9:50 a.m. “The way to continue our fight now… is to do all we can to help elect Barack Obama the next president of the United States.” She is suspending her campaign, endorsing Obama, and throwing her full support behind him.
9:53 a.m. She doesn’t look happy about it, but she is praising Obama at some length here, repeating his name and reminding her crowd that the Democratic party is a family that needs to come together now.
9:55 a.m. As she ticks off the list of issues that are important to her, the first is healthcare—and she again mentions her hope for universal healthcare, which she had tried to make a point of contrast with Obama during the primaries.
9:58 a.m. Echoing Obama’s speech on Tuesday—in which he said something like, “America, this is our moment”—Clinton says: “We cannot let this moment slip away.”
And then, the most quotable line so far: “Today I am standing with Senator Obama to say, ‘Yes we can.’”
10:00 a.m. It’s really striking: Clinton only has an easy smile when she’s talking about her campaign and what it accomplished (at the moment she’s saying that she proved a woman could be elected Commander in Chief). When she talks about Obama, it’s far from all smiles. Her mouth is saying one thing, her face is saying another.
10:05 a.m. Clinton talks about running as a woman. This is, to me, the most interesting and most powerful part of her speech. She never talked about this on the campaign trail, saying only that she wasn’t running as a woman, but as a candidate for president who happened to be a woman.
But now it’s very clear just how strongly she felt about her barrier-breaking candidacy. She talks for a long time about this—maybe the longest amount of time she devoted to any subject in this speech—concluding with:
Although we weren’t able to shatter that highest and hardest glass ceiling this time, thanks to you it’s got about 18 million cracks in it and the light is shining through like never before.
10:15 a.m. Also:
It would break my heart if in falling short of my goal I in any discouraged any of you from pursuing your goals.
Every moment wasted looking back keeps us from moving forward.
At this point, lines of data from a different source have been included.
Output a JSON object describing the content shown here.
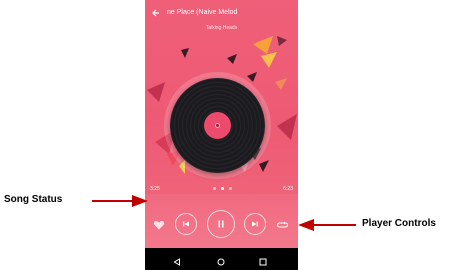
{
  "screen": {
    "song_title": "ne Place (Naive Melod",
    "artist": "Talking Heads",
    "elapsed_time": "3:25",
    "total_time": "6:23"
  },
  "annotations": {
    "song_status": "Song Status",
    "player_controls": "Player Controls"
  },
  "icons": {
    "back": "back-arrow-icon",
    "like": "heart-icon",
    "previous": "skip-previous-icon",
    "play_pause": "pause-icon",
    "next": "skip-next-icon",
    "repeat": "repeat-icon",
    "nav_back": "nav-back-icon",
    "nav_home": "nav-home-icon",
    "nav_recents": "nav-recents-icon"
  },
  "colors": {
    "background": "#ef5f78",
    "record_label": "#ec4b6d",
    "arrow": "#c00000"
  }
}
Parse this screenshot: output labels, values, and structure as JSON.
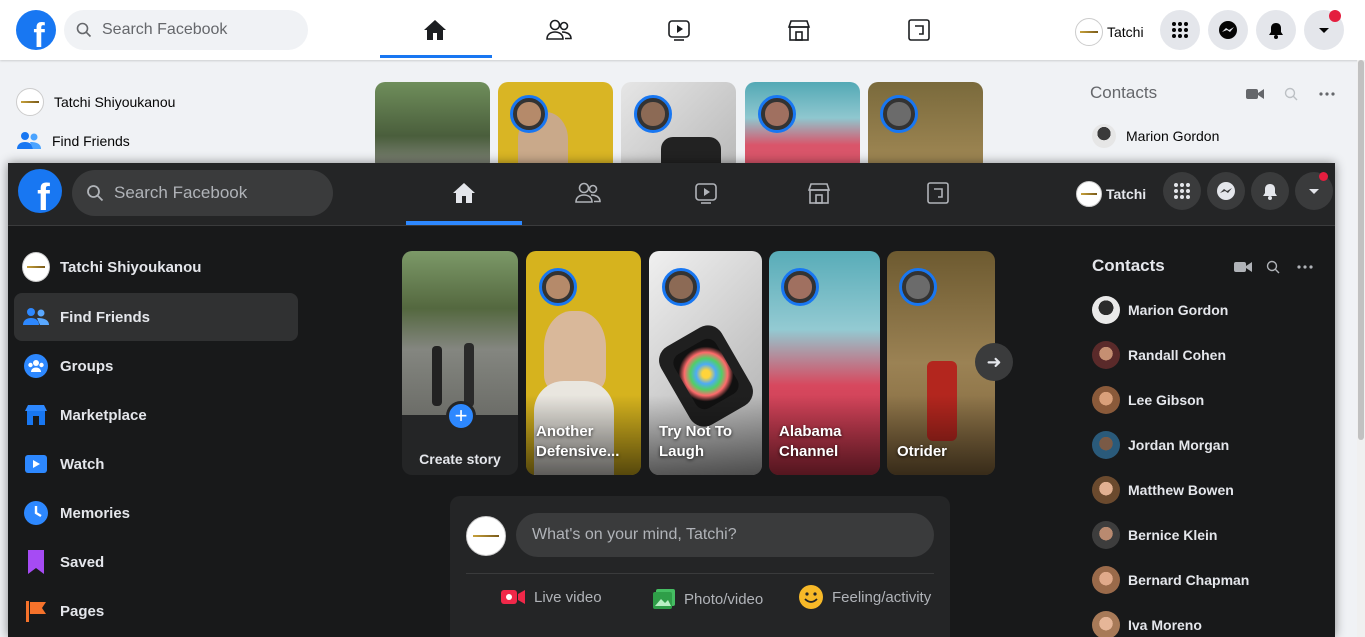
{
  "colors": {
    "brand": "#1877f2",
    "dark_bg": "#18191a",
    "dark_surface": "#242526",
    "notification": "#e41e3f"
  },
  "light": {
    "search": {
      "placeholder": "Search Facebook"
    },
    "user": {
      "name": "Tatchi"
    },
    "sidebar": [
      {
        "label": "Tatchi Shiyoukanou",
        "icon": "avatar"
      },
      {
        "label": "Find Friends",
        "icon": "friends-icon"
      }
    ],
    "contacts_title": "Contacts",
    "contacts": [
      "Marion Gordon"
    ]
  },
  "dark": {
    "search": {
      "placeholder": "Search Facebook"
    },
    "user": {
      "name": "Tatchi"
    },
    "sidebar": [
      {
        "label": "Tatchi Shiyoukanou",
        "icon": "avatar"
      },
      {
        "label": "Find Friends",
        "icon": "friends-icon"
      },
      {
        "label": "Groups",
        "icon": "groups-icon"
      },
      {
        "label": "Marketplace",
        "icon": "marketplace-icon"
      },
      {
        "label": "Watch",
        "icon": "watch-icon"
      },
      {
        "label": "Memories",
        "icon": "memories-icon"
      },
      {
        "label": "Saved",
        "icon": "saved-icon"
      },
      {
        "label": "Pages",
        "icon": "pages-icon"
      }
    ],
    "stories": [
      {
        "label": "Create story"
      },
      {
        "label": "Another Defensive..."
      },
      {
        "label": "Try Not To Laugh"
      },
      {
        "label": "Alabama Channel"
      },
      {
        "label": "Otrider"
      }
    ],
    "composer": {
      "placeholder": "What's on your mind, Tatchi?",
      "actions": [
        "Live video",
        "Photo/video",
        "Feeling/activity"
      ]
    },
    "contacts_title": "Contacts",
    "contacts": [
      "Marion Gordon",
      "Randall Cohen",
      "Lee Gibson",
      "Jordan Morgan",
      "Matthew Bowen",
      "Bernice Klein",
      "Bernard Chapman",
      "Iva Moreno"
    ]
  }
}
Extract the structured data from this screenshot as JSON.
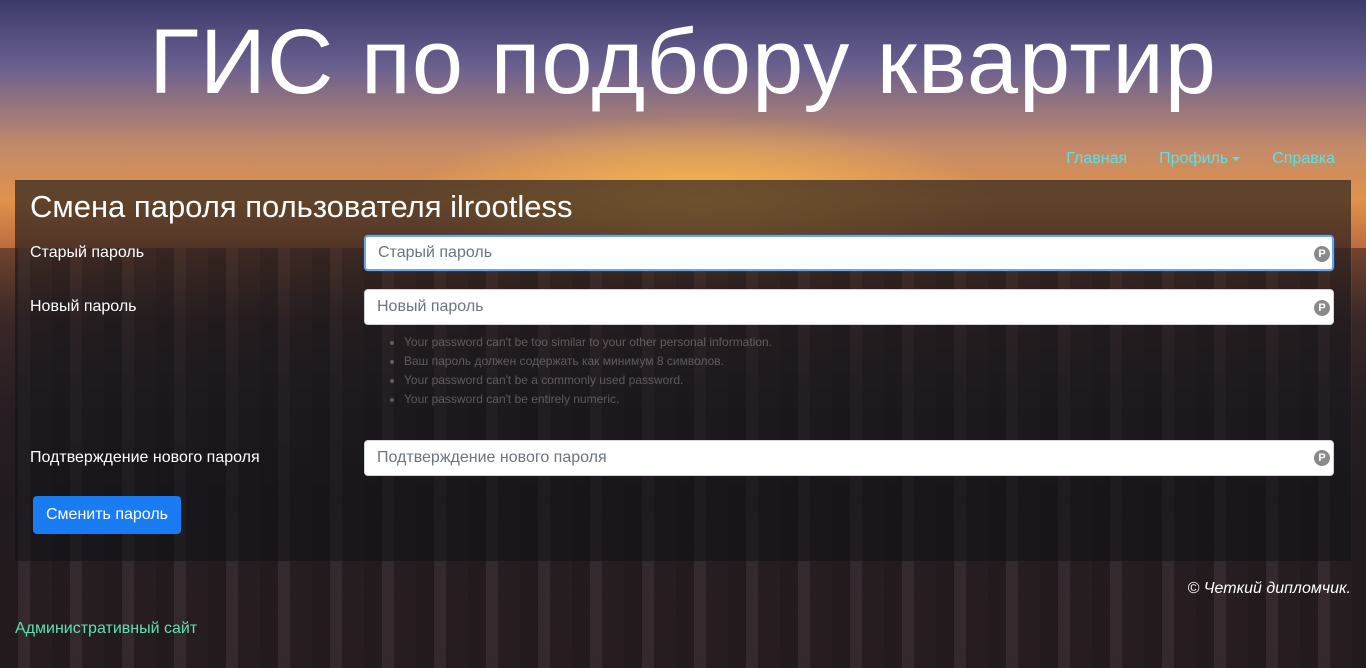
{
  "header": {
    "title": "ГИС по подбору квартир"
  },
  "nav": {
    "home": "Главная",
    "profile": "Профиль",
    "help": "Справка"
  },
  "form": {
    "heading": "Смена пароля пользователя ilrootless",
    "old_password": {
      "label": "Старый пароль",
      "placeholder": "Старый пароль"
    },
    "new_password": {
      "label": "Новый пароль",
      "placeholder": "Новый пароль"
    },
    "confirm_password": {
      "label": "Подтверждение нового пароля",
      "placeholder": "Подтверждение нового пароля"
    },
    "help_items": [
      "Your password can't be too similar to your other personal information.",
      "Ваш пароль должен содержать как минимум 8 символов.",
      "Your password can't be a commonly used password.",
      "Your password can't be entirely numeric."
    ],
    "submit_label": "Сменить пароль",
    "field_icon": "password-manager-icon"
  },
  "footer": {
    "copyright": "© Четкий дипломчик.",
    "admin_link": "Административный сайт"
  },
  "colors": {
    "nav_link": "#5ee0e6",
    "primary_button": "#1a7cf2",
    "admin_link": "#5ee0b0"
  }
}
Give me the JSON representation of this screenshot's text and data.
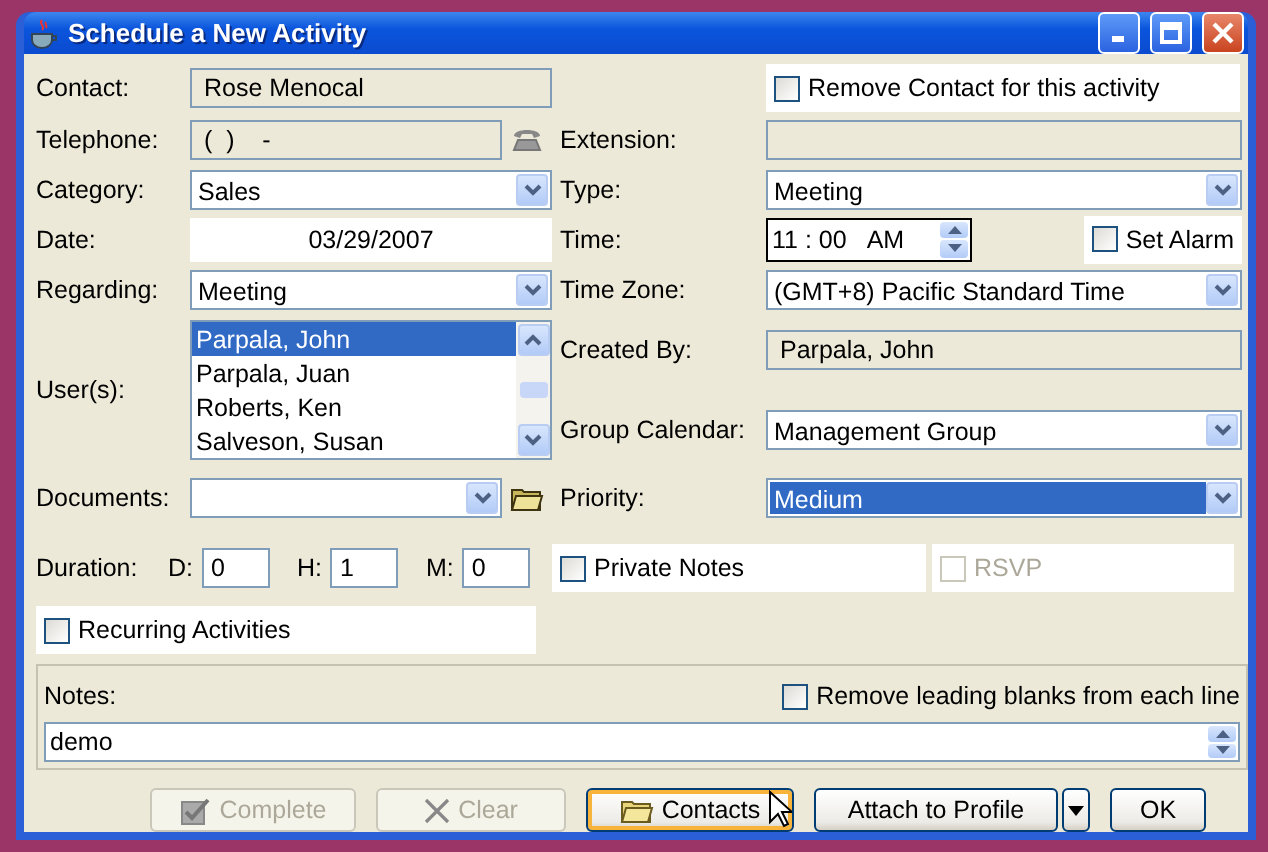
{
  "window": {
    "title": "Schedule a New Activity"
  },
  "contact": {
    "label": "Contact:",
    "value": "Rose Menocal"
  },
  "remove_contact": {
    "label": "Remove Contact for this activity",
    "checked": false
  },
  "telephone": {
    "label": "Telephone:",
    "value": "(  )    -"
  },
  "extension": {
    "label": "Extension:"
  },
  "category": {
    "label": "Category:",
    "value": "Sales"
  },
  "type": {
    "label": "Type:",
    "value": "Meeting"
  },
  "date": {
    "label": "Date:",
    "value": "03/29/2007"
  },
  "time": {
    "label": "Time:",
    "value": "11 : 00",
    "ampm": "AM"
  },
  "set_alarm": {
    "label": "Set Alarm",
    "checked": false
  },
  "regarding": {
    "label": "Regarding:",
    "value": "Meeting"
  },
  "time_zone": {
    "label": "Time Zone:",
    "value": "(GMT+8) Pacific Standard Time"
  },
  "users": {
    "label": "User(s):",
    "items": [
      {
        "name": "Parpala, John",
        "selected": true
      },
      {
        "name": "Parpala, Juan",
        "selected": false
      },
      {
        "name": "Roberts, Ken",
        "selected": false
      },
      {
        "name": "Salveson, Susan",
        "selected": false
      }
    ]
  },
  "created_by": {
    "label": "Created By:",
    "value": "Parpala, John"
  },
  "group_calendar": {
    "label": "Group Calendar:",
    "value": "Management Group"
  },
  "documents": {
    "label": "Documents:"
  },
  "priority": {
    "label": "Priority:",
    "value": "Medium",
    "focused": true
  },
  "duration": {
    "label": "Duration:",
    "fields": [
      {
        "label": "D:",
        "value": "0"
      },
      {
        "label": "H:",
        "value": "1"
      },
      {
        "label": "M:",
        "value": "0"
      }
    ]
  },
  "private_notes": {
    "label": "Private Notes",
    "checked": false
  },
  "rsvp": {
    "label": "RSVP",
    "checked": false,
    "disabled": true
  },
  "recurring": {
    "label": "Recurring Activities",
    "checked": false
  },
  "notes": {
    "label": "Notes:",
    "value": "demo"
  },
  "remove_blanks": {
    "label": "Remove leading blanks from each line",
    "checked": false
  },
  "buttons": [
    {
      "kind": "complete",
      "label": "Complete",
      "disabled": true,
      "default": false
    },
    {
      "kind": "clear",
      "label": "Clear",
      "disabled": true,
      "default": false
    },
    {
      "kind": "contacts",
      "label": "Contacts",
      "disabled": false,
      "default": true
    },
    {
      "kind": "attach",
      "label": "Attach to Profile",
      "disabled": false,
      "default": false
    },
    {
      "kind": "menu",
      "disabled": false,
      "default": false
    },
    {
      "kind": "ok",
      "label": "OK",
      "disabled": false,
      "default": false
    }
  ]
}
Life is too short, time is too precious and the stakes are too high to dwell on what might have been.
10:16 a.m. It ends with Clinton on the stage, briefly, giving a double thumbs up and waving, standing with Bill and Chelsea, and then exiting and reaching out to shake the hands—overwhelmingly female from what I can see on the livestream—that are waiting to bid her farewell and good luck.
10:24 a.m. Final thoughts: A long, gracious, and ultimately quite moving speech, obviously very difficult for her to give but probably as helpful to her battered image as to Obama’s campaign. Clinton needed to connect, without equivocation, with the electoral reality that most Democrats now perceive. She did that, repeatedly throwing her support behind Obama and setting herself up to move toward the Ted Kennedy model—lose a nomination fight but move on, get back to work, and win the undying loyalty of several core Democratic constituencies (the ones she plugged repeatedly were women, gays, and lower income voters from what I remember) by proving that you’re ultimately in it for them and not for yourself.
I was also struck by how powerful it was to see Clinton finally speak honestly of her feelings about running as a woman. She couldn’t—or felt she couldn’t—do this on the campaign trail. I was glad to see her do it today. It’s a paradox that requires a little more digesting, at least for me, but Clinton seemed so much more free to speak passionately as a woman, and talk forcefully about the barriers women still face, now that she isn’t running to be the first woman president.
I don’t know who freed up this side of her—her consultants? herself?—but it was great to watch this part of Clinton come out into the open. This is obviously such a huge part of who she is, such a central aspect of her passion for politics, and it’s a shame it couldn’t be seen more clearly before today.
If she can’t be president, Clinton seemed to be saying, she will still be one of the loudest voices speaking on behalf of gender equality. It was good to hear. It’s a voice that, as she knows, America still needs.